**WHAT NEEDS TO BE DONE:** Each line below should be copied exactly as it stands.

**RECORDS TO PROCESS:**
○ ○ ○ ○ ○ ○ ○

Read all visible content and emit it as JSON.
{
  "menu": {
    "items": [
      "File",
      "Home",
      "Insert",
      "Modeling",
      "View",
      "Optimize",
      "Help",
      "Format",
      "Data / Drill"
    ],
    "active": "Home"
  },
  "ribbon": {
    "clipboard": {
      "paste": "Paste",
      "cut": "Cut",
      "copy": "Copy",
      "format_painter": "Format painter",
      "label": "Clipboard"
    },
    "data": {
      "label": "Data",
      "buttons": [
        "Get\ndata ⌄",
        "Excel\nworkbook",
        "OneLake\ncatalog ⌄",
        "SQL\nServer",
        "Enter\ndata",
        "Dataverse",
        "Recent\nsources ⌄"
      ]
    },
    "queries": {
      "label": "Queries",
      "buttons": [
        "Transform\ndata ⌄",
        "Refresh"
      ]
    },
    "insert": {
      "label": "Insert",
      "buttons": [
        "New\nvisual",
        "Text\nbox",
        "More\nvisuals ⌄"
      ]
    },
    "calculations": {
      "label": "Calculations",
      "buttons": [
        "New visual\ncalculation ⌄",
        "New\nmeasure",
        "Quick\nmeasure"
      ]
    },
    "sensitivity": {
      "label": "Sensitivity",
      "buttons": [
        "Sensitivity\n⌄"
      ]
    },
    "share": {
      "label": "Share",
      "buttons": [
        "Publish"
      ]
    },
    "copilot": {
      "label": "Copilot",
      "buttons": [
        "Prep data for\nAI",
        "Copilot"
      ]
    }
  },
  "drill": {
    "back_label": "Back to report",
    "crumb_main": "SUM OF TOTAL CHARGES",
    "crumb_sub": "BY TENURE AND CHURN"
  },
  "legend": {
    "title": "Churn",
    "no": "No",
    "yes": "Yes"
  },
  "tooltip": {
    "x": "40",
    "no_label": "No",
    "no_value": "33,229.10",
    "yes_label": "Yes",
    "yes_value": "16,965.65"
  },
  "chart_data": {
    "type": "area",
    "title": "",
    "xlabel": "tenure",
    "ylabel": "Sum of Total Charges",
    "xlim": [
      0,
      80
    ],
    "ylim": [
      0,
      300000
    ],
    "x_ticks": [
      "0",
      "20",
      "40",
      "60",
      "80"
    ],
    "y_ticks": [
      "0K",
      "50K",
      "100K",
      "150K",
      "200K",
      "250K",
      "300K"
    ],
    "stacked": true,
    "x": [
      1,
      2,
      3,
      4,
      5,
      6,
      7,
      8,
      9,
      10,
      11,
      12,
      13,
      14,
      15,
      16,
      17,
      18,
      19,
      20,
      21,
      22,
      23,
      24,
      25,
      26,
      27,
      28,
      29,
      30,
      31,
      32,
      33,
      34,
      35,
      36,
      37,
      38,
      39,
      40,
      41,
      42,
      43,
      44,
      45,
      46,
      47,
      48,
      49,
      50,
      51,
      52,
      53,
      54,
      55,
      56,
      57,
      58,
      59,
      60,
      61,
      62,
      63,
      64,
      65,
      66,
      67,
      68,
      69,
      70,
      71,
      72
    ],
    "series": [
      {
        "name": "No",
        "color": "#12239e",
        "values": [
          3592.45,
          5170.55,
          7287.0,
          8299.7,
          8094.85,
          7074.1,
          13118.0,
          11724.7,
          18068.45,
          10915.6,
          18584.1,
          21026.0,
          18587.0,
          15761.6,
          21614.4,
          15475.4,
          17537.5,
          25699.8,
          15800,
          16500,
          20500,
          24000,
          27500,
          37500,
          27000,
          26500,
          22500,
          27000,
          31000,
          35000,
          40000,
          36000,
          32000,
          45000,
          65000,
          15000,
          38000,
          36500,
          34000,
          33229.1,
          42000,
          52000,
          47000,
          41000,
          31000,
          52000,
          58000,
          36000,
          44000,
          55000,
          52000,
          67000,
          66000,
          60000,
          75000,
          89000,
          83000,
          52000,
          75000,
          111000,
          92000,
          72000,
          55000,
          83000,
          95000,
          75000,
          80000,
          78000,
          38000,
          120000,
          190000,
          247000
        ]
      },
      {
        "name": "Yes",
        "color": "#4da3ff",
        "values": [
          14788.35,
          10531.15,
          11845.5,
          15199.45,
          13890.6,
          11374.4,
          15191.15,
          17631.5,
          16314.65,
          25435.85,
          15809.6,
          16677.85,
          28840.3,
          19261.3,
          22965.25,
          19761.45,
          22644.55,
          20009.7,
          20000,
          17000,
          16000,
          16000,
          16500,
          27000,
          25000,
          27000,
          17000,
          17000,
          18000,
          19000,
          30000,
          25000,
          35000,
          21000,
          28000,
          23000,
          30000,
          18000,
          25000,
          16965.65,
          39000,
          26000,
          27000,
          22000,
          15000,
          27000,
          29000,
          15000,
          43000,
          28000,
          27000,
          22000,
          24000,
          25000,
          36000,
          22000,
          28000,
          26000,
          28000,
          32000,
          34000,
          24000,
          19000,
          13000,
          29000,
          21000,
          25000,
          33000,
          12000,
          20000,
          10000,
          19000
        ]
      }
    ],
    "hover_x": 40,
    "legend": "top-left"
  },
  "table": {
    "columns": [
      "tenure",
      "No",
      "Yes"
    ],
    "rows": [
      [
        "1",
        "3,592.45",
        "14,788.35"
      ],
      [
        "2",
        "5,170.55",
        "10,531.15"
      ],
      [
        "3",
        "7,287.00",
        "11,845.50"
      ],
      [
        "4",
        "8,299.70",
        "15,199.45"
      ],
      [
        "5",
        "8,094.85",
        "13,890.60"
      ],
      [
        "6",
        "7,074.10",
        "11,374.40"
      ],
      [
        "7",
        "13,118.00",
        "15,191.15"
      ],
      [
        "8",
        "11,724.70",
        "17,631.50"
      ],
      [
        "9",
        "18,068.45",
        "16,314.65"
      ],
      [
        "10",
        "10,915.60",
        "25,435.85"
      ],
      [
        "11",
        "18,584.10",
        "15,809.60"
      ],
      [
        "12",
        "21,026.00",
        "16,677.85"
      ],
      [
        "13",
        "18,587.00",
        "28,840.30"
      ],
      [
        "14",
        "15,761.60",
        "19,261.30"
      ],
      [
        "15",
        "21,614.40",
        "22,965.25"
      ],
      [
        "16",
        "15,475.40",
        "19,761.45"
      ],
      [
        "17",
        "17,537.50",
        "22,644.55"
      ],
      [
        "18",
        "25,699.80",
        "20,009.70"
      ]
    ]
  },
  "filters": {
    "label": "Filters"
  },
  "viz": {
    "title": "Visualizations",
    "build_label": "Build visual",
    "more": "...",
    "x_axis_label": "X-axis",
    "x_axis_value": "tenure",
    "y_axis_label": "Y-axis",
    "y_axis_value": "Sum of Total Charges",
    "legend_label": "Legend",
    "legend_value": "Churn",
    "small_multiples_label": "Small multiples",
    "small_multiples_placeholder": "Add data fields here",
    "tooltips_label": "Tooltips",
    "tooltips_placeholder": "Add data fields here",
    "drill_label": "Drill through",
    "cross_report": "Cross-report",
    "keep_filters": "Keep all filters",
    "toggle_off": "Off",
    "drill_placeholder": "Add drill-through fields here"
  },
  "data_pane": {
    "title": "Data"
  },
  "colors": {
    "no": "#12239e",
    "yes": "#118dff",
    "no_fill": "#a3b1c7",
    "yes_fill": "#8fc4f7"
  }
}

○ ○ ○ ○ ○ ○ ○

**REPLY:**
Read all visible content and emit it as JSON.
{
  "menu": {
    "items": [
      "File",
      "Home",
      "Insert",
      "Modeling",
      "View",
      "Optimize",
      "Help",
      "Format",
      "Data / Drill"
    ],
    "active": "Home"
  },
  "ribbon": {
    "clipboard": {
      "paste": "Paste",
      "cut": "Cut",
      "copy": "Copy",
      "format_painter": "Format painter",
      "label": "Clipboard"
    },
    "data": {
      "label": "Data",
      "buttons": [
        "Get\ndata ⌄",
        "Excel\nworkbook",
        "OneLake\ncatalog ⌄",
        "SQL\nServer",
        "Enter\ndata",
        "Dataverse",
        "Recent\nsources ⌄"
      ]
    },
    "queries": {
      "label": "Queries",
      "buttons": [
        "Transform\ndata ⌄",
        "Refresh"
      ]
    },
    "insert": {
      "label": "Insert",
      "buttons": [
        "New\nvisual",
        "Text\nbox",
        "More\nvisuals ⌄"
      ]
    },
    "calculations": {
      "label": "Calculations",
      "buttons": [
        "New visual\ncalculation ⌄",
        "New\nmeasure",
        "Quick\nmeasure"
      ]
    },
    "sensitivity": {
      "label": "Sensitivity",
      "buttons": [
        "Sensitivity\n⌄"
      ]
    },
    "share": {
      "label": "Share",
      "buttons": [
        "Publish"
      ]
    },
    "copilot": {
      "label": "Copilot",
      "buttons": [
        "Prep data for\nAI",
        "Copilot"
      ]
    }
  },
  "drill": {
    "back_label": "Back to report",
    "crumb_main": "SUM OF TOTAL CHARGES",
    "crumb_sub": "BY TENURE AND CHURN"
  },
  "legend": {
    "title": "Churn",
    "no": "No",
    "yes": "Yes"
  },
  "tooltip": {
    "x": "40",
    "no_label": "No",
    "no_value": "33,229.10",
    "yes_label": "Yes",
    "yes_value": "16,965.65"
  },
  "chart_data": {
    "type": "area",
    "title": "",
    "xlabel": "tenure",
    "ylabel": "Sum of Total Charges",
    "xlim": [
      0,
      80
    ],
    "ylim": [
      0,
      300000
    ],
    "x_ticks": [
      "0",
      "20",
      "40",
      "60",
      "80"
    ],
    "y_ticks": [
      "0K",
      "50K",
      "100K",
      "150K",
      "200K",
      "250K",
      "300K"
    ],
    "stacked": true,
    "x": [
      1,
      2,
      3,
      4,
      5,
      6,
      7,
      8,
      9,
      10,
      11,
      12,
      13,
      14,
      15,
      16,
      17,
      18,
      19,
      20,
      21,
      22,
      23,
      24,
      25,
      26,
      27,
      28,
      29,
      30,
      31,
      32,
      33,
      34,
      35,
      36,
      37,
      38,
      39,
      40,
      41,
      42,
      43,
      44,
      45,
      46,
      47,
      48,
      49,
      50,
      51,
      52,
      53,
      54,
      55,
      56,
      57,
      58,
      59,
      60,
      61,
      62,
      63,
      64,
      65,
      66,
      67,
      68,
      69,
      70,
      71,
      72
    ],
    "series": [
      {
        "name": "No",
        "color": "#12239e",
        "values": [
          3592.45,
          5170.55,
          7287.0,
          8299.7,
          8094.85,
          7074.1,
          13118.0,
          11724.7,
          18068.45,
          10915.6,
          18584.1,
          21026.0,
          18587.0,
          15761.6,
          21614.4,
          15475.4,
          17537.5,
          25699.8,
          15800,
          16500,
          20500,
          24000,
          27500,
          37500,
          27000,
          26500,
          22500,
          27000,
          31000,
          35000,
          40000,
          36000,
          32000,
          45000,
          65000,
          15000,
          38000,
          36500,
          34000,
          33229.1,
          42000,
          52000,
          47000,
          41000,
          31000,
          52000,
          58000,
          36000,
          44000,
          55000,
          52000,
          67000,
          66000,
          60000,
          75000,
          89000,
          83000,
          52000,
          75000,
          111000,
          92000,
          72000,
          55000,
          83000,
          95000,
          75000,
          80000,
          78000,
          38000,
          120000,
          190000,
          247000
        ]
      },
      {
        "name": "Yes",
        "color": "#4da3ff",
        "values": [
          14788.35,
          10531.15,
          11845.5,
          15199.45,
          13890.6,
          11374.4,
          15191.15,
          17631.5,
          16314.65,
          25435.85,
          15809.6,
          16677.85,
          28840.3,
          19261.3,
          22965.25,
          19761.45,
          22644.55,
          20009.7,
          20000,
          17000,
          16000,
          16000,
          16500,
          27000,
          25000,
          27000,
          17000,
          17000,
          18000,
          19000,
          30000,
          25000,
          35000,
          21000,
          28000,
          23000,
          30000,
          18000,
          25000,
          16965.65,
          39000,
          26000,
          27000,
          22000,
          15000,
          27000,
          29000,
          15000,
          43000,
          28000,
          27000,
          22000,
          24000,
          25000,
          36000,
          22000,
          28000,
          26000,
          28000,
          32000,
          34000,
          24000,
          19000,
          13000,
          29000,
          21000,
          25000,
          33000,
          12000,
          20000,
          10000,
          19000
        ]
      }
    ],
    "hover_x": 40,
    "legend": "top-left"
  },
  "table": {
    "columns": [
      "tenure",
      "No",
      "Yes"
    ],
    "rows": [
      [
        "1",
        "3,592.45",
        "14,788.35"
      ],
      [
        "2",
        "5,170.55",
        "10,531.15"
      ],
      [
        "3",
        "7,287.00",
        "11,845.50"
      ],
      [
        "4",
        "8,299.70",
        "15,199.45"
      ],
      [
        "5",
        "8,094.85",
        "13,890.60"
      ],
      [
        "6",
        "7,074.10",
        "11,374.40"
      ],
      [
        "7",
        "13,118.00",
        "15,191.15"
      ],
      [
        "8",
        "11,724.70",
        "17,631.50"
      ],
      [
        "9",
        "18,068.45",
        "16,314.65"
      ],
      [
        "10",
        "10,915.60",
        "25,435.85"
      ],
      [
        "11",
        "18,584.10",
        "15,809.60"
      ],
      [
        "12",
        "21,026.00",
        "16,677.85"
      ],
      [
        "13",
        "18,587.00",
        "28,840.30"
      ],
      [
        "14",
        "15,761.60",
        "19,261.30"
      ],
      [
        "15",
        "21,614.40",
        "22,965.25"
      ],
      [
        "16",
        "15,475.40",
        "19,761.45"
      ],
      [
        "17",
        "17,537.50",
        "22,644.55"
      ],
      [
        "18",
        "25,699.80",
        "20,009.70"
      ]
    ]
  },
  "filters": {
    "label": "Filters"
  },
  "viz": {
    "title": "Visualizations",
    "build_label": "Build visual",
    "more": "...",
    "x_axis_label": "X-axis",
    "x_axis_value": "tenure",
    "y_axis_label": "Y-axis",
    "y_axis_value": "Sum of Total Charges",
    "legend_label": "Legend",
    "legend_value": "Churn",
    "small_multiples_label": "Small multiples",
    "small_multiples_placeholder": "Add data fields here",
    "tooltips_label": "Tooltips",
    "tooltips_placeholder": "Add data fields here",
    "drill_label": "Drill through",
    "cross_report": "Cross-report",
    "keep_filters": "Keep all filters",
    "toggle_off": "Off",
    "drill_placeholder": "Add drill-through fields here"
  },
  "data_pane": {
    "title": "Data"
  },
  "colors": {
    "no": "#12239e",
    "yes": "#118dff",
    "no_fill": "#a3b1c7",
    "yes_fill": "#8fc4f7"
  }
}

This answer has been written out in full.